* [DIRECTIONS] Repeat every entry below exactly.

* [INPUT DATA]
···
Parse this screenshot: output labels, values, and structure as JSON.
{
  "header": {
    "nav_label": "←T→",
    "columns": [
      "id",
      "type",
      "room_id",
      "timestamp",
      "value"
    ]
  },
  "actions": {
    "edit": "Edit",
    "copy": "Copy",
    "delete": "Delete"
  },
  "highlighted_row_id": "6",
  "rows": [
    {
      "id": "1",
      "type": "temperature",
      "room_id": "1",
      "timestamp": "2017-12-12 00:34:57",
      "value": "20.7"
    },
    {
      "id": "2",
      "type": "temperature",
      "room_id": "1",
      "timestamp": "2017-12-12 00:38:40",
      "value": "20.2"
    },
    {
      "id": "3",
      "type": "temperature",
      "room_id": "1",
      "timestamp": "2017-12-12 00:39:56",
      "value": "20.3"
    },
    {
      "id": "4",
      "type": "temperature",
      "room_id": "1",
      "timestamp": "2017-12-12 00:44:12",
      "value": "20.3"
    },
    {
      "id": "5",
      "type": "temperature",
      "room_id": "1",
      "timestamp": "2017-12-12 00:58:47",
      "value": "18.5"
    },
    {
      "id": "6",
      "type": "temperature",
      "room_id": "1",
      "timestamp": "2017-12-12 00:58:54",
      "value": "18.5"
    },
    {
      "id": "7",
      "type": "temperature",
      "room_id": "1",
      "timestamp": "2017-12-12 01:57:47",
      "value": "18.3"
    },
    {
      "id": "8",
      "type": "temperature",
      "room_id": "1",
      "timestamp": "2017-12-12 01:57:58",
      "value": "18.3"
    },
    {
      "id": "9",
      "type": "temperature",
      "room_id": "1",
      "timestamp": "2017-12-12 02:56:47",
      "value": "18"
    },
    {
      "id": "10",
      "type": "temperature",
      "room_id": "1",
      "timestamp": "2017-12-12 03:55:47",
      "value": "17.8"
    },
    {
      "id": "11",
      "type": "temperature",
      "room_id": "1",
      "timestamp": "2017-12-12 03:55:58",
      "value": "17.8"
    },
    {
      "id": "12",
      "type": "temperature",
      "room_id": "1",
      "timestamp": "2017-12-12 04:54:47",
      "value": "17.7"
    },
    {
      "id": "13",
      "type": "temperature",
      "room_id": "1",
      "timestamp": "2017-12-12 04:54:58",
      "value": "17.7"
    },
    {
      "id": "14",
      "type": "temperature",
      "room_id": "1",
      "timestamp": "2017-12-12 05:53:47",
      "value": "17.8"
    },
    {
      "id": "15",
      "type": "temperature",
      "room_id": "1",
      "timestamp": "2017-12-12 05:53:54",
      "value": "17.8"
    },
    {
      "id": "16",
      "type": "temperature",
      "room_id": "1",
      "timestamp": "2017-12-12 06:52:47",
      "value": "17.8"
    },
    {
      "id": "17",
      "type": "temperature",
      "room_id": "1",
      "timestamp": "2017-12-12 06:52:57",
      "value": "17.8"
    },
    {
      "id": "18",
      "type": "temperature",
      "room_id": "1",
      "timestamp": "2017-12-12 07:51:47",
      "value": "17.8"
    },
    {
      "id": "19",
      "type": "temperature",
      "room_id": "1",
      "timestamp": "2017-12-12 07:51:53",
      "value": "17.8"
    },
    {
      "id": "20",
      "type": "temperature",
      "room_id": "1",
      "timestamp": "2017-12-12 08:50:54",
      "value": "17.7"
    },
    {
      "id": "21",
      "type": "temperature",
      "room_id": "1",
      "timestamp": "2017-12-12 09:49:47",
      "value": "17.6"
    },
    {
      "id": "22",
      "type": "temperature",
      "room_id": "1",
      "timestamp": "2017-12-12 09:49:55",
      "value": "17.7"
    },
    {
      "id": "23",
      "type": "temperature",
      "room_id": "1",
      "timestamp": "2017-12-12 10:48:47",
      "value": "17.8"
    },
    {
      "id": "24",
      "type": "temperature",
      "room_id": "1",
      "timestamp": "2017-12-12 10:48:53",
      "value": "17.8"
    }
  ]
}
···
* [TASK OUTPUT]
Parse this screenshot: output labels, values, and structure as JSON.
{
  "header": {
    "nav_label": "←T→",
    "columns": [
      "id",
      "type",
      "room_id",
      "timestamp",
      "value"
    ]
  },
  "actions": {
    "edit": "Edit",
    "copy": "Copy",
    "delete": "Delete"
  },
  "highlighted_row_id": "6",
  "rows": [
    {
      "id": "1",
      "type": "temperature",
      "room_id": "1",
      "timestamp": "2017-12-12 00:34:57",
      "value": "20.7"
    },
    {
      "id": "2",
      "type": "temperature",
      "room_id": "1",
      "timestamp": "2017-12-12 00:38:40",
      "value": "20.2"
    },
    {
      "id": "3",
      "type": "temperature",
      "room_id": "1",
      "timestamp": "2017-12-12 00:39:56",
      "value": "20.3"
    },
    {
      "id": "4",
      "type": "temperature",
      "room_id": "1",
      "timestamp": "2017-12-12 00:44:12",
      "value": "20.3"
    },
    {
      "id": "5",
      "type": "temperature",
      "room_id": "1",
      "timestamp": "2017-12-12 00:58:47",
      "value": "18.5"
    },
    {
      "id": "6",
      "type": "temperature",
      "room_id": "1",
      "timestamp": "2017-12-12 00:58:54",
      "value": "18.5"
    },
    {
      "id": "7",
      "type": "temperature",
      "room_id": "1",
      "timestamp": "2017-12-12 01:57:47",
      "value": "18.3"
    },
    {
      "id": "8",
      "type": "temperature",
      "room_id": "1",
      "timestamp": "2017-12-12 01:57:58",
      "value": "18.3"
    },
    {
      "id": "9",
      "type": "temperature",
      "room_id": "1",
      "timestamp": "2017-12-12 02:56:47",
      "value": "18"
    },
    {
      "id": "10",
      "type": "temperature",
      "room_id": "1",
      "timestamp": "2017-12-12 03:55:47",
      "value": "17.8"
    },
    {
      "id": "11",
      "type": "temperature",
      "room_id": "1",
      "timestamp": "2017-12-12 03:55:58",
      "value": "17.8"
    },
    {
      "id": "12",
      "type": "temperature",
      "room_id": "1",
      "timestamp": "2017-12-12 04:54:47",
      "value": "17.7"
    },
    {
      "id": "13",
      "type": "temperature",
      "room_id": "1",
      "timestamp": "2017-12-12 04:54:58",
      "value": "17.7"
    },
    {
      "id": "14",
      "type": "temperature",
      "room_id": "1",
      "timestamp": "2017-12-12 05:53:47",
      "value": "17.8"
    },
    {
      "id": "15",
      "type": "temperature",
      "room_id": "1",
      "timestamp": "2017-12-12 05:53:54",
      "value": "17.8"
    },
    {
      "id": "16",
      "type": "temperature",
      "room_id": "1",
      "timestamp": "2017-12-12 06:52:47",
      "value": "17.8"
    },
    {
      "id": "17",
      "type": "temperature",
      "room_id": "1",
      "timestamp": "2017-12-12 06:52:57",
      "value": "17.8"
    },
    {
      "id": "18",
      "type": "temperature",
      "room_id": "1",
      "timestamp": "2017-12-12 07:51:47",
      "value": "17.8"
    },
    {
      "id": "19",
      "type": "temperature",
      "room_id": "1",
      "timestamp": "2017-12-12 07:51:53",
      "value": "17.8"
    },
    {
      "id": "20",
      "type": "temperature",
      "room_id": "1",
      "timestamp": "2017-12-12 08:50:54",
      "value": "17.7"
    },
    {
      "id": "21",
      "type": "temperature",
      "room_id": "1",
      "timestamp": "2017-12-12 09:49:47",
      "value": "17.6"
    },
    {
      "id": "22",
      "type": "temperature",
      "room_id": "1",
      "timestamp": "2017-12-12 09:49:55",
      "value": "17.7"
    },
    {
      "id": "23",
      "type": "temperature",
      "room_id": "1",
      "timestamp": "2017-12-12 10:48:47",
      "value": "17.8"
    },
    {
      "id": "24",
      "type": "temperature",
      "room_id": "1",
      "timestamp": "2017-12-12 10:48:53",
      "value": "17.8"
    }
  ]
}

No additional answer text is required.